What is expected
Give back the records below exactly, omitting the pictures.

┄┄┄┄┄┄┄┄┄┄

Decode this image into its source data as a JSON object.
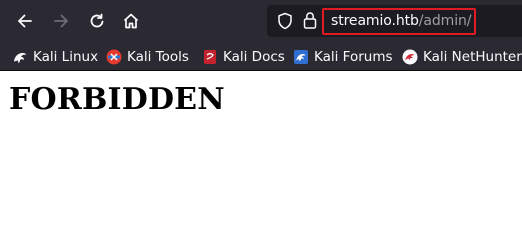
{
  "toolbar": {
    "back_icon": "arrow-left-icon",
    "forward_icon": "arrow-right-icon",
    "reload_icon": "reload-icon",
    "home_icon": "home-icon"
  },
  "urlbar": {
    "host": "streamio.htb",
    "path": "/admin/",
    "highlight_color": "#e01b24"
  },
  "bookmarks": [
    {
      "label": "Kali Linux",
      "icon": "kali-dragon-icon"
    },
    {
      "label": "Kali Tools",
      "icon": "kali-tools-icon"
    },
    {
      "label": "Kali Docs",
      "icon": "kali-docs-icon"
    },
    {
      "label": "Kali Forums",
      "icon": "kali-forums-icon"
    },
    {
      "label": "Kali NetHunter",
      "icon": "kali-nethunter-icon"
    }
  ],
  "page": {
    "heading": "FORBIDDEN"
  },
  "colors": {
    "chrome_bg": "#2b2a33",
    "urlbar_bg": "#1c1b22",
    "page_bg": "#ffffff"
  }
}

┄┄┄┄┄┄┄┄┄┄

Worked solution
Decode this image into its source data as a JSON object.
{
  "toolbar": {
    "back_icon": "arrow-left-icon",
    "forward_icon": "arrow-right-icon",
    "reload_icon": "reload-icon",
    "home_icon": "home-icon"
  },
  "urlbar": {
    "host": "streamio.htb",
    "path": "/admin/",
    "highlight_color": "#e01b24"
  },
  "bookmarks": [
    {
      "label": "Kali Linux",
      "icon": "kali-dragon-icon"
    },
    {
      "label": "Kali Tools",
      "icon": "kali-tools-icon"
    },
    {
      "label": "Kali Docs",
      "icon": "kali-docs-icon"
    },
    {
      "label": "Kali Forums",
      "icon": "kali-forums-icon"
    },
    {
      "label": "Kali NetHunter",
      "icon": "kali-nethunter-icon"
    }
  ],
  "page": {
    "heading": "FORBIDDEN"
  },
  "colors": {
    "chrome_bg": "#2b2a33",
    "urlbar_bg": "#1c1b22",
    "page_bg": "#ffffff"
  }
}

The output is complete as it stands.